Croup, otherwise known as laryngotracheobronchitis, is inflammation around the vocal cords. In its mildest form, the child experiences a barky cough; in its worst form, the swelling closes off the airway and requires a breathing tube until the inflammation is resolved.

What causes it? It can be caused by a number of viruses, including RSV and influenza, but the vast majority are caused by parainfluenza virus. There are 4 types or strains of paraflu, and parainfluenza 1 is responsible for most major outbreaks. For reasons that are not entirely clear, the outbreaks occur in the fall of odd numbered years. Hence this year is the year of the Barking Seal.

Most children start with a runny nose and the cough becomes more barky on the second and third days of illness. The croupy sound is usually worse late at night. Again, the reason is not clear; some people say it’s because the body’s natural steroid levels are lowest in the early morning, others say it’s because gravity can’t help drain the swelling when the child is lying down,

If your child develops a barky cough, give him or her a dose of ibuprofen to help reduce the inflammation. Sometimes taking the child out in the cold air helps. Despite the numerous references in parenting magazines and even old medical textbooks, there is no proof that mist helps croup symptoms. (I had an attending in residency that went nuts every time the nurses went running for a humidifier for a kid with croup and we residents would have to listen to his lecture *again* about the endless studies showing it doesn’t help.) In kids with lots of nasal congestion, it can help clear their nose.

If your child starts making high-pitched noises while breathing (called stridor) or seems to be having trouble breathing, he or she needs to be seen by a physician right away. Unfortunately, since this is usually in the middle of the night, it often means a visit to the emergency room. Sorry, but that’s the way it goes. Depending on the level of distress, your child will receive a breathing treatment, steroids or both.

If it is just a barky cough, bring your child to the office in the morning to determine if he or she needs a dose of steroids to prevent worsening symptoms.
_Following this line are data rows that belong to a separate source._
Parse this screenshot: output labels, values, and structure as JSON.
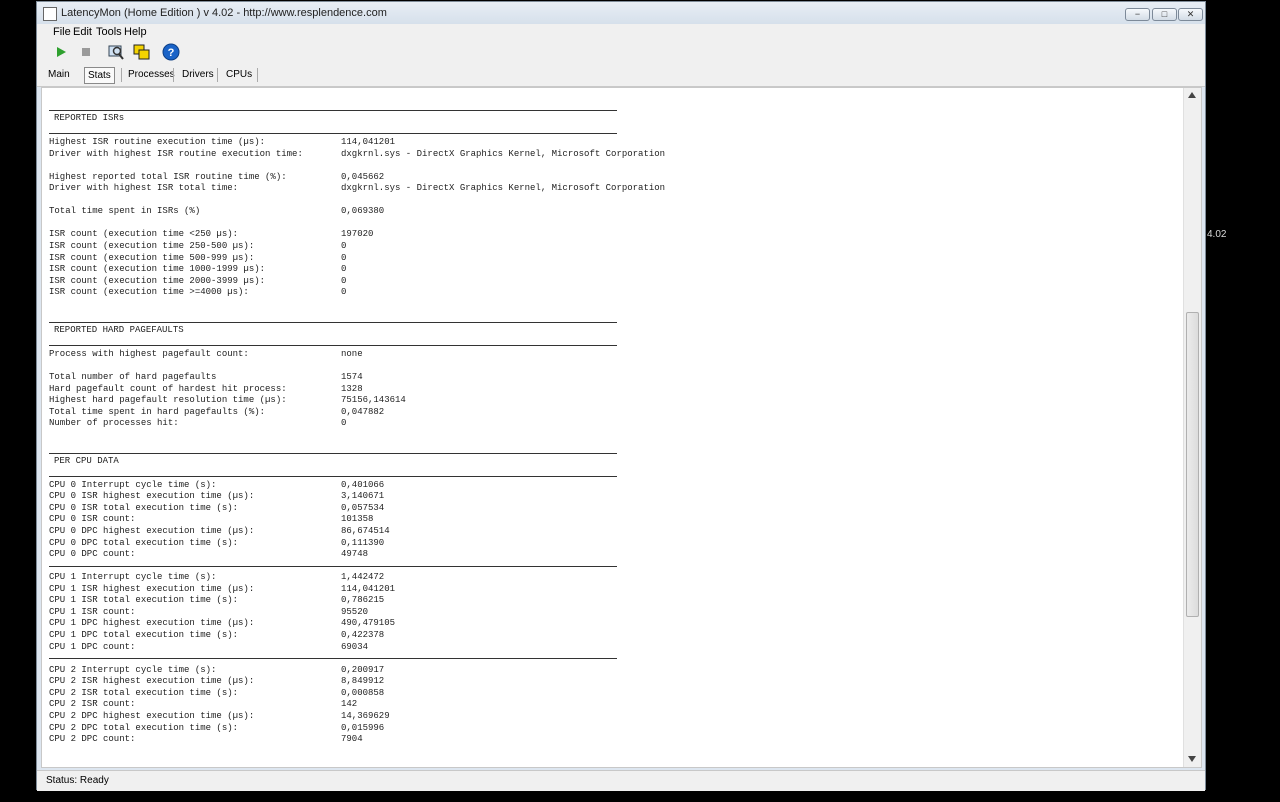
{
  "background_label": "4.02",
  "window": {
    "title": "LatencyMon  (Home Edition )  v 4.02 - http://www.resplendence.com",
    "minimize": "−",
    "maximize": "□",
    "close": "✕"
  },
  "menu": [
    "File",
    "Edit",
    "Tools",
    "Help"
  ],
  "toolbar_icons": [
    "play-icon",
    "stop-icon",
    "search-icon",
    "windows-icon",
    "help-icon"
  ],
  "tabs": [
    "Main",
    "Stats",
    "Processes",
    "Drivers",
    "CPUs"
  ],
  "active_tab": "Stats",
  "sections": [
    {
      "header": "REPORTED ISRs",
      "groups": [
        [
          {
            "label": "Highest ISR routine execution time (µs):",
            "value": "114,041201"
          },
          {
            "label": "Driver with highest ISR routine execution time:",
            "value": "dxgkrnl.sys - DirectX Graphics Kernel, Microsoft Corporation"
          }
        ],
        [
          {
            "label": "Highest reported total ISR routine time (%):",
            "value": "0,045662"
          },
          {
            "label": "Driver with highest ISR total time:",
            "value": "dxgkrnl.sys - DirectX Graphics Kernel, Microsoft Corporation"
          }
        ],
        [
          {
            "label": "Total time spent in ISRs (%)",
            "value": "0,069380"
          }
        ],
        [
          {
            "label": "ISR count (execution time <250 µs):",
            "value": "197020"
          },
          {
            "label": "ISR count (execution time 250-500 µs):",
            "value": "0"
          },
          {
            "label": "ISR count (execution time 500-999 µs):",
            "value": "0"
          },
          {
            "label": "ISR count (execution time 1000-1999 µs):",
            "value": "0"
          },
          {
            "label": "ISR count (execution time 2000-3999 µs):",
            "value": "0"
          },
          {
            "label": "ISR count (execution time >=4000 µs):",
            "value": "0"
          }
        ]
      ]
    },
    {
      "header": "REPORTED HARD PAGEFAULTS",
      "groups": [
        [
          {
            "label": "Process with highest pagefault count:",
            "value": "none"
          }
        ],
        [
          {
            "label": "Total number of hard pagefaults",
            "value": "1574"
          },
          {
            "label": "Hard pagefault count of hardest hit process:",
            "value": "1328"
          },
          {
            "label": "Highest hard pagefault resolution time (µs):",
            "value": "75156,143614"
          },
          {
            "label": "Total time spent in hard pagefaults (%):",
            "value": "0,047882"
          },
          {
            "label": "Number of processes hit:",
            "value": "0"
          }
        ]
      ]
    },
    {
      "header": "PER CPU DATA",
      "groups": [
        [
          {
            "label": "CPU 0 Interrupt cycle time (s):",
            "value": "0,401066"
          },
          {
            "label": "CPU 0 ISR highest execution time (µs):",
            "value": "3,140671"
          },
          {
            "label": "CPU 0 ISR total execution time (s):",
            "value": "0,057534"
          },
          {
            "label": "CPU 0 ISR count:",
            "value": "101358"
          },
          {
            "label": "CPU 0 DPC highest execution time (µs):",
            "value": "86,674514"
          },
          {
            "label": "CPU 0 DPC total execution time (s):",
            "value": "0,111390"
          },
          {
            "label": "CPU 0 DPC count:",
            "value": "49748"
          }
        ],
        [
          {
            "label": "CPU 1 Interrupt cycle time (s):",
            "value": "1,442472"
          },
          {
            "label": "CPU 1 ISR highest execution time (µs):",
            "value": "114,041201"
          },
          {
            "label": "CPU 1 ISR total execution time (s):",
            "value": "0,786215"
          },
          {
            "label": "CPU 1 ISR count:",
            "value": "95520"
          },
          {
            "label": "CPU 1 DPC highest execution time (µs):",
            "value": "490,479105"
          },
          {
            "label": "CPU 1 DPC total execution time (s):",
            "value": "0,422378"
          },
          {
            "label": "CPU 1 DPC count:",
            "value": "69034"
          }
        ],
        [
          {
            "label": "CPU 2 Interrupt cycle time (s):",
            "value": "0,200917"
          },
          {
            "label": "CPU 2 ISR highest execution time (µs):",
            "value": "8,849912"
          },
          {
            "label": "CPU 2 ISR total execution time (s):",
            "value": "0,000858"
          },
          {
            "label": "CPU 2 ISR count:",
            "value": "142"
          },
          {
            "label": "CPU 2 DPC highest execution time (µs):",
            "value": "14,369629"
          },
          {
            "label": "CPU 2 DPC total execution time (s):",
            "value": "0,015996"
          },
          {
            "label": "CPU 2 DPC count:",
            "value": "7904"
          }
        ]
      ]
    }
  ],
  "scroll_position": 0.6,
  "status": "Status: Ready",
  "colors": {
    "window_bg": "#dde6f0",
    "content_bg": "#ffffff",
    "play_green": "#2ea02e",
    "help_blue": "#1a63c7"
  }
}
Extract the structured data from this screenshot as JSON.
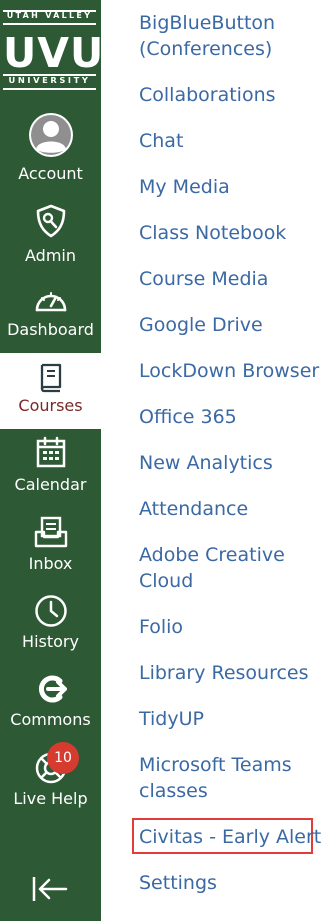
{
  "brand": {
    "top": "UTAH VALLEY",
    "mark": "UVU",
    "bottom": "UNIVERSITY",
    "nav_bg": "#2e5935",
    "link_color": "#3b69a4",
    "active_color": "#7a2828"
  },
  "global_nav": {
    "items": [
      {
        "label": "Account",
        "icon": "avatar-icon"
      },
      {
        "label": "Admin",
        "icon": "shield-icon"
      },
      {
        "label": "Dashboard",
        "icon": "speedometer-icon"
      },
      {
        "label": "Courses",
        "icon": "book-icon",
        "active": true
      },
      {
        "label": "Calendar",
        "icon": "calendar-icon"
      },
      {
        "label": "Inbox",
        "icon": "inbox-icon"
      },
      {
        "label": "History",
        "icon": "clock-icon"
      },
      {
        "label": "Commons",
        "icon": "commons-icon"
      },
      {
        "label": "Live Help",
        "icon": "lifebuoy-icon",
        "badge": "10"
      }
    ],
    "collapse_icon": "collapse-arrow-icon"
  },
  "course_nav": {
    "items": [
      {
        "label_line1": "BigBlueButton",
        "label_line2": "(Conferences)"
      },
      {
        "label_line1": "Collaborations"
      },
      {
        "label_line1": "Chat"
      },
      {
        "label_line1": "My Media"
      },
      {
        "label_line1": "Class Notebook"
      },
      {
        "label_line1": "Course Media"
      },
      {
        "label_line1": "Google Drive"
      },
      {
        "label_line1": "LockDown Browser"
      },
      {
        "label_line1": "Office 365"
      },
      {
        "label_line1": "New Analytics"
      },
      {
        "label_line1": "Attendance"
      },
      {
        "label_line1": "Adobe Creative",
        "label_line2": "Cloud"
      },
      {
        "label_line1": "Folio"
      },
      {
        "label_line1": "Library Resources"
      },
      {
        "label_line1": "TidyUP"
      },
      {
        "label_line1": "Microsoft Teams",
        "label_line2": "classes"
      },
      {
        "label_line1": "Civitas - Early Alert",
        "highlighted": true
      },
      {
        "label_line1": "Settings"
      }
    ],
    "highlight_color": "#e13c3c"
  }
}
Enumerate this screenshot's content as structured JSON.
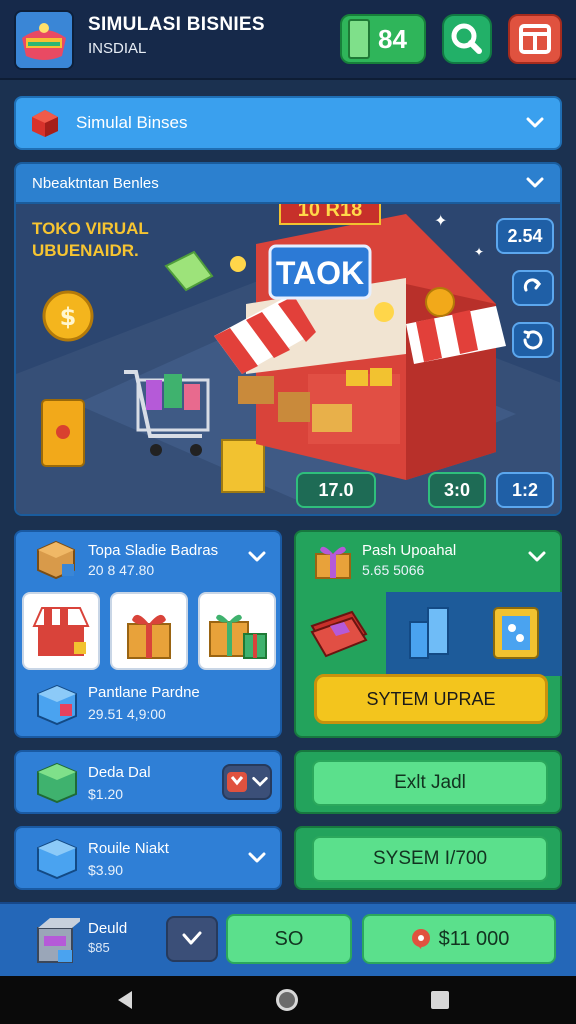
{
  "header": {
    "title": "SIMULASI BISNIES",
    "subtitle": "INSDIAL",
    "money": "84",
    "icons": [
      "app-logo",
      "cash-icon",
      "search-icon",
      "menu-icon"
    ]
  },
  "dropdown_main": {
    "label": "Simulal Binses",
    "icon": "cube-icon"
  },
  "dropdown_section": {
    "label": "Nbeaktntan Benles"
  },
  "scene": {
    "title": "TOKO VIRUAL UBUENAIDR.",
    "shop_sign": "TAOK",
    "roof_sign": "10 R18",
    "badge_time": "2.54",
    "badge_a": "17.0",
    "badge_b": "3:0",
    "badge_c": "1:2"
  },
  "panel_shop": {
    "title": "Topa Sladie Badras",
    "sub": "20 8 47.80",
    "item_title": "Pantlane Pardne",
    "item_sub": "29.51 4,9:00"
  },
  "panel_upgrade": {
    "title": "Pash Upoahal",
    "sub": "5.65 5066",
    "button": "SYTEM UPRAE"
  },
  "panel_deal": {
    "title": "Deda Dal",
    "sub": "$1.20"
  },
  "panel_market": {
    "title": "Rouile Niakt",
    "sub": "$3.90"
  },
  "buttons": {
    "exit": "Exlt Jadl",
    "system": "SYSEM I/700"
  },
  "bottom": {
    "title": "Deuld",
    "sub": "$85",
    "btn_mid": "SO",
    "btn_right": "$11 000"
  },
  "colors": {
    "background": "#1b3150",
    "accent_blue": "#3aa0ee",
    "accent_green": "#23a35c",
    "accent_yellow": "#f3c51d",
    "accent_red": "#e0523f"
  }
}
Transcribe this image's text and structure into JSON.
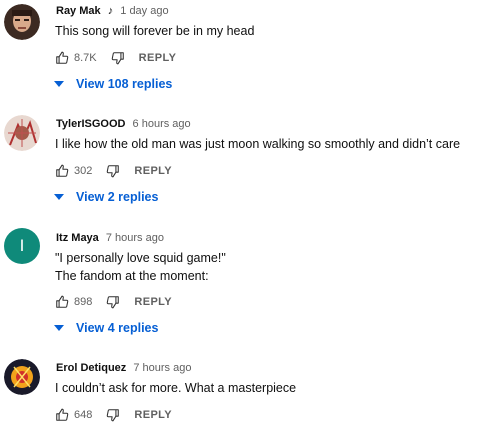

It is fairly contagious; 50% of kids of evidence of having parainfluenza infection by age 12 months. Kids can shed the virus from their nose for 1 week before and up to 2 weeks after the barking cough. Translation: wash your hands, wash your hands, wash your hands!